> **Work order**: The result should be every line in the data below that carries the string "折價券省更多".

> **The data**:

· · · · ·

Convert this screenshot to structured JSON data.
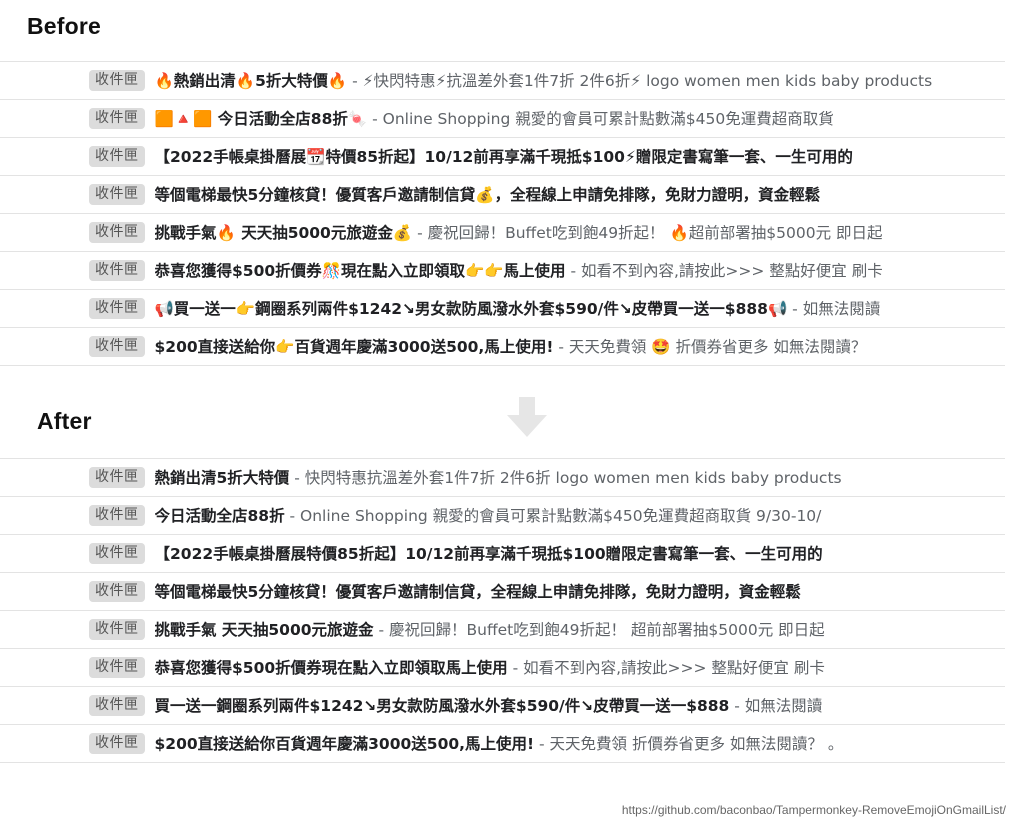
{
  "before": {
    "title": "Before",
    "rows": [
      {
        "label": "收件匣",
        "subject": "🔥熱銷出清🔥5折大特價🔥",
        "snippet": " - ⚡快閃特惠⚡抗溫差外套1件7折 2件6折⚡ logo women men kids baby products"
      },
      {
        "label": "收件匣",
        "subject": "🟧🔺🟧 今日活動全店88折🍬",
        "snippet": " - Online Shopping 親愛的會員可累計點數滿$450免運費超商取貨"
      },
      {
        "label": "收件匣",
        "subject": "【2022手帳桌掛曆展📆特價85折起】10/12前再享滿千現抵$100⚡贈限定書寫筆一套、一生可用的",
        "snippet": ""
      },
      {
        "label": "收件匣",
        "subject": "等個電梯最快5分鐘核貸！優質客戶邀請制信貸💰，全程線上申請免排隊，免財力證明，資金輕鬆",
        "snippet": ""
      },
      {
        "label": "收件匣",
        "subject": "挑戰手氣🔥 天天抽5000元旅遊金💰",
        "snippet": " - 慶祝回歸！Buffet吃到飽49折起！ 🔥超前部署抽$5000元 即日起"
      },
      {
        "label": "收件匣",
        "subject": "恭喜您獲得$500折價券🎊現在點入立即領取👉👉馬上使用",
        "snippet": " - 如看不到內容,請按此>>> 整點好便宜 刷卡"
      },
      {
        "label": "收件匣",
        "subject": "📢買一送一👉鋼圈系列兩件$1242↘男女款防風潑水外套$590/件↘皮帶買一送一$888📢",
        "snippet": " - 如無法閱讀"
      },
      {
        "label": "收件匣",
        "subject": "$200直接送給你👉百貨週年慶滿3000送500,馬上使用!",
        "snippet": " - 天天免費領 🤩 折價券省更多 如無法閱讀？"
      }
    ]
  },
  "after": {
    "title": "After",
    "rows": [
      {
        "label": "收件匣",
        "subject": "熱銷出清5折大特價",
        "snippet": " - 快閃特惠抗溫差外套1件7折 2件6折 logo women men kids baby products"
      },
      {
        "label": "收件匣",
        "subject": "今日活動全店88折",
        "snippet": " - Online Shopping 親愛的會員可累計點數滿$450免運費超商取貨 9/30-10/"
      },
      {
        "label": "收件匣",
        "subject": "【2022手帳桌掛曆展特價85折起】10/12前再享滿千現抵$100贈限定書寫筆一套、一生可用的",
        "snippet": ""
      },
      {
        "label": "收件匣",
        "subject": "等個電梯最快5分鐘核貸！優質客戶邀請制信貸，全程線上申請免排隊，免財力證明，資金輕鬆",
        "snippet": ""
      },
      {
        "label": "收件匣",
        "subject": "挑戰手氣 天天抽5000元旅遊金",
        "snippet": " - 慶祝回歸！Buffet吃到飽49折起！ 超前部署抽$5000元 即日起"
      },
      {
        "label": "收件匣",
        "subject": "恭喜您獲得$500折價券現在點入立即領取馬上使用",
        "snippet": " - 如看不到內容,請按此>>> 整點好便宜 刷卡"
      },
      {
        "label": "收件匣",
        "subject": "買一送一鋼圈系列兩件$1242↘男女款防風潑水外套$590/件↘皮帶買一送一$888",
        "snippet": " - 如無法閱讀"
      },
      {
        "label": "收件匣",
        "subject": "$200直接送給你百貨週年慶滿3000送500,馬上使用!",
        "snippet": " - 天天免費領 折價券省更多 如無法閱讀？ 。"
      }
    ]
  },
  "arrow_icon": "arrow-down-icon",
  "footer_url": "https://github.com/baconbao/Tampermonkey-RemoveEmojiOnGmailList/"
}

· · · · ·

> **Response**:
        "snippet": " - 天天免費領 🤩 折價券省更多 如無法閱讀？"
        "snippet": " - 天天免費領 折價券省更多 如無法閱讀？ 。"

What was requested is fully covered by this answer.